Like charity, energy conservation begins at home. If you’ve always prided yourself on being a shrewd consumer who favors long-term cost savings and durability, you’ll appreciate that energy-saving products will also help you pinch your pennies.
The U.S. Department of Energy (DOE) has made this easier when you need to choose an appliance -- the organization requires an Energy Guide label on many kinds of major appliances that tell you how much energy the machine uses compared to similar models. Products can also earn Energy Star labels from the Environmental Protection Agency (EPA) program if they meet certain standards of energy efficiency. Such appliances often cost more than others, but the savings in energy costs often make it cheaper in the long run.

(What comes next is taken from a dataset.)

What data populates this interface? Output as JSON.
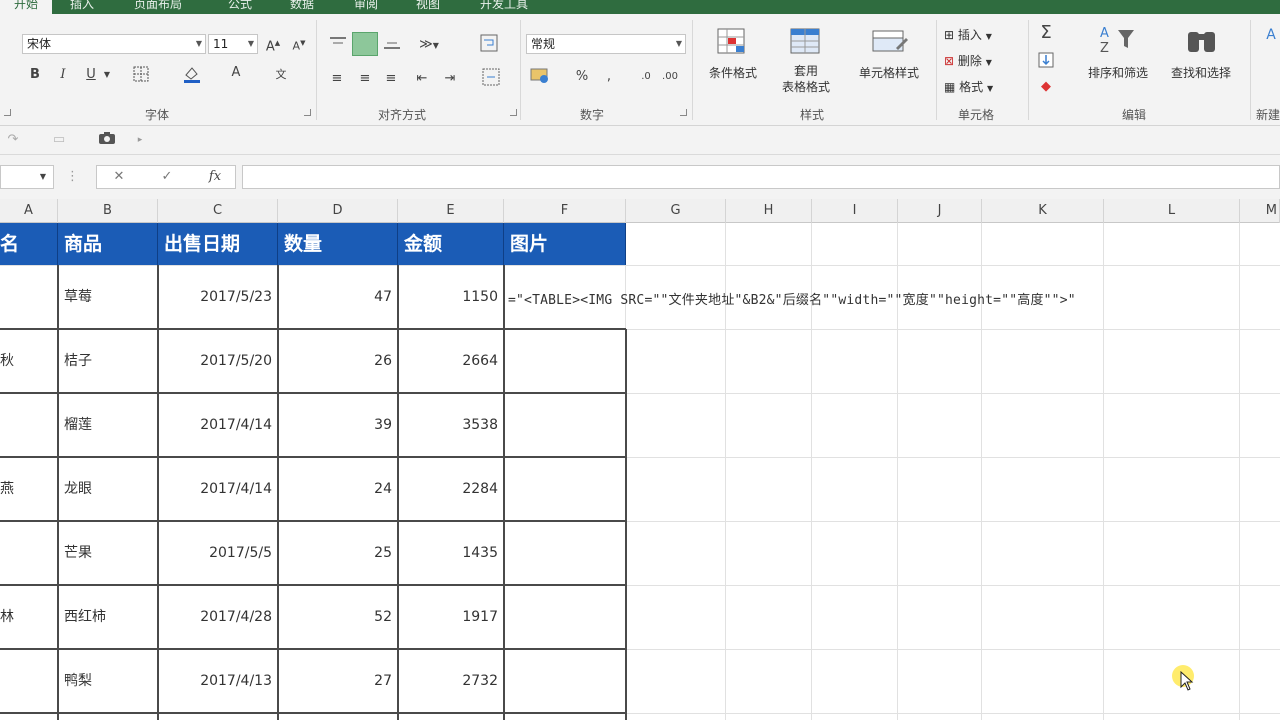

Smaller purchases can also make a difference. Energy-efficient florescent light bulbs, for instance, are a better choice than incandescent bulbs. In addition to remembering to turn lights off when you’re not using them, you could invest in motion sensors or timers to help minimize their use.